A study conducted by Boston Consulting Group (BCG) assessing Aramco’s supply chain resilience during the pandemic showed that the company was more effective than its peer group of national oil companies and oil and gas majors. The assessment focused on four key areas and 11 subgroups. The key areas included 1) demand assessment, 2) risk monitoring, 3) risk mitigation, and 4) opportunity capture. The outcome of the assessment is outlined in Figure 2, showing Aramco is best in class for seven of the 11 subgroups, with minor gaps in the remaining four areas. The study’s results indicate that Saudi Aramco's Procurement & Supply Chain Management organization managed to overcome challenges brought on by the pandemic based on having redundancy and flexibility combined with a culture focused on being resilient.
For the four subgroups with gaps, the study identified the following key actions Aramco needs to take to reach best-in-class performance in supply chain resilience:
Going forward, other focus areas to strengthen the resiliency of the supply chain operations include:
These are just some of the areas for continuous improvement that Aramco is focusing on to develop an even more resilient supply chain in the future.
Resiliency is a choice
Supply chain resilience is a critical factor for businesses to succeed in today's dynamic and unpredictable marketplace. Resilience is not an inherent trait of supply chains; it is a choice that companies must choose to make. Businesses need to invest in creating a resilient supply chain by developing strategies that focus on risk management, agility, and flexibility. They must proactively assess potential risks and threats and develop contingency plans to mitigate them. Furthermore, organizations must recognize that achieving resilience is an ongoing process and requires a long-term commitment. It involves continuous monitoring, assessing, and updating of plans and procedures to ensure that they remain relevant and effective.
For Aramco, building a resilient supply chain was a strategic imperative rather than a cost center. The benefits of a resilient supply chain are significant and have allowed Aramco to create a competitive advantage by enabling its operations to respond quickly and effectively to disruptions, minimize losses, and maintain a reliable supply of energy.
In conclusion, being resilient is a choice that businesses must make. Companies that prioritize building a resilient supply chain will be better equipped to navigate the challenges and uncertainties of today's business environment, maintaining their competitiveness and ensuring their long-term success.
1. For more detail about how Aramco recovered from the drone attacks, see the October 16, 2019, edition of the Arabian Sun, a weekly Saudi Aramco publication for employees: https://www.aramco.com/-/media/publications/arabian-sun/2019/2019-40.pdf
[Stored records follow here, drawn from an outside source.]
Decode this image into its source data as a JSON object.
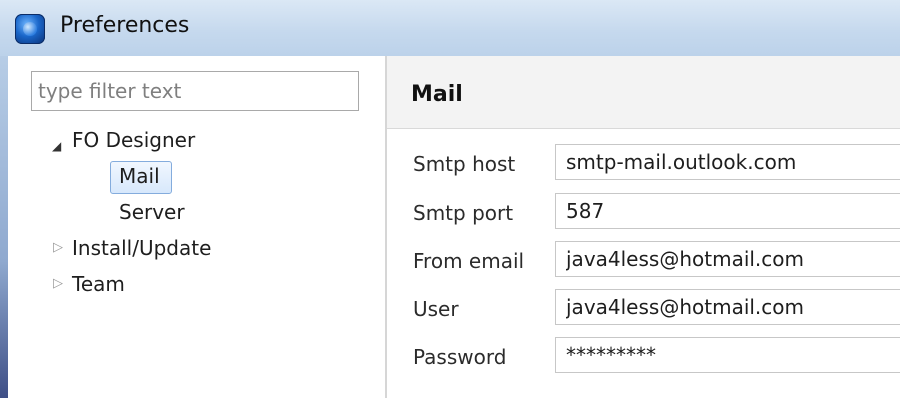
{
  "window": {
    "title": "Preferences",
    "icon": "app-globe-icon"
  },
  "filter": {
    "placeholder": "type filter text",
    "value": ""
  },
  "tree": [
    {
      "label": "FO Designer",
      "expanded": true,
      "children": [
        {
          "label": "Mail",
          "selected": true
        },
        {
          "label": "Server",
          "selected": false
        }
      ]
    },
    {
      "label": "Install/Update",
      "expanded": false
    },
    {
      "label": "Team",
      "expanded": false
    }
  ],
  "page": {
    "title": "Mail",
    "fields": [
      {
        "label": "Smtp host",
        "value": "smtp-mail.outlook.com"
      },
      {
        "label": "Smtp port",
        "value": "587"
      },
      {
        "label": "From email",
        "value": "java4less@hotmail.com"
      },
      {
        "label": "User",
        "value": "java4less@hotmail.com"
      },
      {
        "label": "Password",
        "value": "*********"
      }
    ]
  },
  "colors": {
    "titlebar": "#c6d9ee",
    "selection_border": "#84acdd",
    "selection_fill": "#d7e8fc"
  }
}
Faisal Rashid is a senior procurement specialist at Aramco with over 20 years’ experience leading transformational supply chain management, financial, and operations strategies in energy and tech sector.